▶ _TRY IT_
Return the complete listing without omission.

▶ _SUPPLIED INFORMATION_
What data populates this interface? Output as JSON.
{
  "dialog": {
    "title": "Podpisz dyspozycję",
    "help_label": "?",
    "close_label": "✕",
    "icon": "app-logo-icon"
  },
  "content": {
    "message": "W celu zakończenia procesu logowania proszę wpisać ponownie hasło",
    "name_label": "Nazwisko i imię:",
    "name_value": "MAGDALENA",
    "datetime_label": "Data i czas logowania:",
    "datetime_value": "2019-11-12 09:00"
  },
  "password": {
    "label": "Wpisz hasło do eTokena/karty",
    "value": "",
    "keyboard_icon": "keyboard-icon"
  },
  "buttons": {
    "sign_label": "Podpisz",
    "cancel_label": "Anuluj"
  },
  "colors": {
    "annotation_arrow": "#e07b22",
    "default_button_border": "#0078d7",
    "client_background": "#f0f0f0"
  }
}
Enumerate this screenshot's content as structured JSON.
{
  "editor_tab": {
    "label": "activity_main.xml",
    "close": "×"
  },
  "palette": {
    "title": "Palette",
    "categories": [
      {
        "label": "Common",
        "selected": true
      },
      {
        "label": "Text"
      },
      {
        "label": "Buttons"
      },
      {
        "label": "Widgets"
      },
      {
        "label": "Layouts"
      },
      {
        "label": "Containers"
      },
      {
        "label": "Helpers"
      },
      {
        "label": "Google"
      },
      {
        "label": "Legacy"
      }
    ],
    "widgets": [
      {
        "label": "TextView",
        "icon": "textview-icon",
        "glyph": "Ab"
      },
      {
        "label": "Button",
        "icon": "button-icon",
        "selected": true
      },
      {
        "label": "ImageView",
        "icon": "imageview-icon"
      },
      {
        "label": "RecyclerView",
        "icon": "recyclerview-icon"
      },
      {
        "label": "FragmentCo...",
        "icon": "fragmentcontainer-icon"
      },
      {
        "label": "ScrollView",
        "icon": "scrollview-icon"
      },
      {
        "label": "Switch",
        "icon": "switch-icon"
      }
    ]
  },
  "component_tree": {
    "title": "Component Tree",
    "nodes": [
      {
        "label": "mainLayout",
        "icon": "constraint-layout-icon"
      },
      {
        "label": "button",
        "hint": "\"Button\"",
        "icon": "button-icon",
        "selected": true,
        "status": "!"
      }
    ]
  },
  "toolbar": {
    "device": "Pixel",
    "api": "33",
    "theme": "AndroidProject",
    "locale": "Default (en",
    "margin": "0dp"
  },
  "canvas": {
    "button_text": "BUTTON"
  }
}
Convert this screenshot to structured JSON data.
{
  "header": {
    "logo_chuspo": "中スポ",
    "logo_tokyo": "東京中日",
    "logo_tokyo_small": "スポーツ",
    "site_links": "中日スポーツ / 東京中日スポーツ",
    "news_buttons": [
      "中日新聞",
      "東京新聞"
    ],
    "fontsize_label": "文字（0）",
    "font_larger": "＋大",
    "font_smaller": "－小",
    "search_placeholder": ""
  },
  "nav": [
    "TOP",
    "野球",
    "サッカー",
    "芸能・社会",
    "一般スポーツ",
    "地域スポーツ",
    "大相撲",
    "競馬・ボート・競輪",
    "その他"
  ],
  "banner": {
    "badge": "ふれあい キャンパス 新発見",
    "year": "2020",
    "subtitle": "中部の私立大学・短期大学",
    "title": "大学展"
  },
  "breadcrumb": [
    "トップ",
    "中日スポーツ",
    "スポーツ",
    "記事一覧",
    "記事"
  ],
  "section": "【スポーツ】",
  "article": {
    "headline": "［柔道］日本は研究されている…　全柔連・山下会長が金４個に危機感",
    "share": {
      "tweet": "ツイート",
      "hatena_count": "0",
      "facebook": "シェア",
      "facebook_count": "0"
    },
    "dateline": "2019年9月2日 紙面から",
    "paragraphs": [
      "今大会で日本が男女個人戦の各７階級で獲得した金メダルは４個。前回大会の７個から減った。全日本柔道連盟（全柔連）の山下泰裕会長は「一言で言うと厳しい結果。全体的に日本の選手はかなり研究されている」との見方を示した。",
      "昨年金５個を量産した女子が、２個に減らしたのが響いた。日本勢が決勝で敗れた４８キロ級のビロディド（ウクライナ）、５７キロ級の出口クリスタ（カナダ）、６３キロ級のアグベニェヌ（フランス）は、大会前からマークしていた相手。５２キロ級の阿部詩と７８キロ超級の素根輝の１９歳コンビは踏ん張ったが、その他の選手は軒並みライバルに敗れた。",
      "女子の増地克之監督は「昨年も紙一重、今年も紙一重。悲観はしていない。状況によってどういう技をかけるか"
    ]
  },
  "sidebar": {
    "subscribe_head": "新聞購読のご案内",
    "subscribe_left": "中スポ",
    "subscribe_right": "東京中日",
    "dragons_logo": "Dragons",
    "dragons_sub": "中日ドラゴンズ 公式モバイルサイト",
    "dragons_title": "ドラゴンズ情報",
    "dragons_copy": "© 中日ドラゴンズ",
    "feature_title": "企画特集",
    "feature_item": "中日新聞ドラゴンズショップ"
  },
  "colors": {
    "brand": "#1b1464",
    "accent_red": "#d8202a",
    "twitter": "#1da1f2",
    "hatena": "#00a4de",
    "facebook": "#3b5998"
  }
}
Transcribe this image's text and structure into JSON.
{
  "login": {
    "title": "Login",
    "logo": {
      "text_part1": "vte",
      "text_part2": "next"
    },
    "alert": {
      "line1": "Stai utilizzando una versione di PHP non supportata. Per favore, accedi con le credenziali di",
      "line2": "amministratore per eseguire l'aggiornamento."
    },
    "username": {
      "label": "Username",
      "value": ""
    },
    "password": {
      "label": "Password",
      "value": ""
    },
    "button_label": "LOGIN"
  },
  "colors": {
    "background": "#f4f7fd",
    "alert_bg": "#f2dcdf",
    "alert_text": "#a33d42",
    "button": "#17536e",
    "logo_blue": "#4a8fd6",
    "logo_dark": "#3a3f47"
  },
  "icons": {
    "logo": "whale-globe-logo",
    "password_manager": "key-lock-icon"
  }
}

▶ _RESPONSE BELOW_
What data populates this interface? Output as JSON.
{
  "dialog": {
    "title": "Podpisz dyspozycję",
    "help_label": "?",
    "close_label": "✕",
    "icon": "app-logo-icon"
  },
  "content": {
    "message": "W celu zakończenia procesu logowania proszę wpisać ponownie hasło",
    "name_label": "Nazwisko i imię:",
    "name_value": "MAGDALENA",
    "datetime_label": "Data i czas logowania:",
    "datetime_value": "2019-11-12 09:00"
  },
  "password": {
    "label": "Wpisz hasło do eTokena/karty",
    "value": "",
    "keyboard_icon": "keyboard-icon"
  },
  "buttons": {
    "sign_label": "Podpisz",
    "cancel_label": "Anuluj"
  },
  "colors": {
    "annotation_arrow": "#e07b22",
    "default_button_border": "#0078d7",
    "client_background": "#f0f0f0"
  }
}
Enumerate this screenshot's content as structured JSON.
{
  "editor_tab": {
    "label": "activity_main.xml",
    "close": "×"
  },
  "palette": {
    "title": "Palette",
    "categories": [
      {
        "label": "Common",
        "selected": true
      },
      {
        "label": "Text"
      },
      {
        "label": "Buttons"
      },
      {
        "label": "Widgets"
      },
      {
        "label": "Layouts"
      },
      {
        "label": "Containers"
      },
      {
        "label": "Helpers"
      },
      {
        "label": "Google"
      },
      {
        "label": "Legacy"
      }
    ],
    "widgets": [
      {
        "label": "TextView",
        "icon": "textview-icon",
        "glyph": "Ab"
      },
      {
        "label": "Button",
        "icon": "button-icon",
        "selected": true
      },
      {
        "label": "ImageView",
        "icon": "imageview-icon"
      },
      {
        "label": "RecyclerView",
        "icon": "recyclerview-icon"
      },
      {
        "label": "FragmentCo...",
        "icon": "fragmentcontainer-icon"
      },
      {
        "label": "ScrollView",
        "icon": "scrollview-icon"
      },
      {
        "label": "Switch",
        "icon": "switch-icon"
      }
    ]
  },
  "component_tree": {
    "title": "Component Tree",
    "nodes": [
      {
        "label": "mainLayout",
        "icon": "constraint-layout-icon"
      },
      {
        "label": "button",
        "hint": "\"Button\"",
        "icon": "button-icon",
        "selected": true,
        "status": "!"
      }
    ]
  },
  "toolbar": {
    "device": "Pixel",
    "api": "33",
    "theme": "AndroidProject",
    "locale": "Default (en",
    "margin": "0dp"
  },
  "canvas": {
    "button_text": "BUTTON"
  }
}
Convert this screenshot to structured JSON data.
{
  "header": {
    "logo_chuspo": "中スポ",
    "logo_tokyo": "東京中日",
    "logo_tokyo_small": "スポーツ",
    "site_links": "中日スポーツ / 東京中日スポーツ",
    "news_buttons": [
      "中日新聞",
      "東京新聞"
    ],
    "fontsize_label": "文字（0）",
    "font_larger": "＋大",
    "font_smaller": "－小",
    "search_placeholder": ""
  },
  "nav": [
    "TOP",
    "野球",
    "サッカー",
    "芸能・社会",
    "一般スポーツ",
    "地域スポーツ",
    "大相撲",
    "競馬・ボート・競輪",
    "その他"
  ],
  "banner": {
    "badge": "ふれあい キャンパス 新発見",
    "year": "2020",
    "subtitle": "中部の私立大学・短期大学",
    "title": "大学展"
  },
  "breadcrumb": [
    "トップ",
    "中日スポーツ",
    "スポーツ",
    "記事一覧",
    "記事"
  ],
  "section": "【スポーツ】",
  "article": {
    "headline": "［柔道］日本は研究されている…　全柔連・山下会長が金４個に危機感",
    "share": {
      "tweet": "ツイート",
      "hatena_count": "0",
      "facebook": "シェア",
      "facebook_count": "0"
    },
    "dateline": "2019年9月2日 紙面から",
    "paragraphs": [
      "今大会で日本が男女個人戦の各７階級で獲得した金メダルは４個。前回大会の７個から減った。全日本柔道連盟（全柔連）の山下泰裕会長は「一言で言うと厳しい結果。全体的に日本の選手はかなり研究されている」との見方を示した。",
      "昨年金５個を量産した女子が、２個に減らしたのが響いた。日本勢が決勝で敗れた４８キロ級のビロディド（ウクライナ）、５７キロ級の出口クリスタ（カナダ）、６３キロ級のアグベニェヌ（フランス）は、大会前からマークしていた相手。５２キロ級の阿部詩と７８キロ超級の素根輝の１９歳コンビは踏ん張ったが、その他の選手は軒並みライバルに敗れた。",
      "女子の増地克之監督は「昨年も紙一重、今年も紙一重。悲観はしていない。状況によってどういう技をかけるか"
    ]
  },
  "sidebar": {
    "subscribe_head": "新聞購読のご案内",
    "subscribe_left": "中スポ",
    "subscribe_right": "東京中日",
    "dragons_logo": "Dragons",
    "dragons_sub": "中日ドラゴンズ 公式モバイルサイト",
    "dragons_title": "ドラゴンズ情報",
    "dragons_copy": "© 中日ドラゴンズ",
    "feature_title": "企画特集",
    "feature_item": "中日新聞ドラゴンズショップ"
  },
  "colors": {
    "brand": "#1b1464",
    "accent_red": "#d8202a",
    "twitter": "#1da1f2",
    "hatena": "#00a4de",
    "facebook": "#3b5998"
  }
}
Transcribe this image's text and structure into JSON.
{
  "login": {
    "title": "Login",
    "logo": {
      "text_part1": "vte",
      "text_part2": "next"
    },
    "alert": {
      "line1": "Stai utilizzando una versione di PHP non supportata. Per favore, accedi con le credenziali di",
      "line2": "amministratore per eseguire l'aggiornamento."
    },
    "username": {
      "label": "Username",
      "value": ""
    },
    "password": {
      "label": "Password",
      "value": ""
    },
    "button_label": "LOGIN"
  },
  "colors": {
    "background": "#f4f7fd",
    "alert_bg": "#f2dcdf",
    "alert_text": "#a33d42",
    "button": "#17536e",
    "logo_blue": "#4a8fd6",
    "logo_dark": "#3a3f47"
  },
  "icons": {
    "logo": "whale-globe-logo",
    "password_manager": "key-lock-icon"
  }
}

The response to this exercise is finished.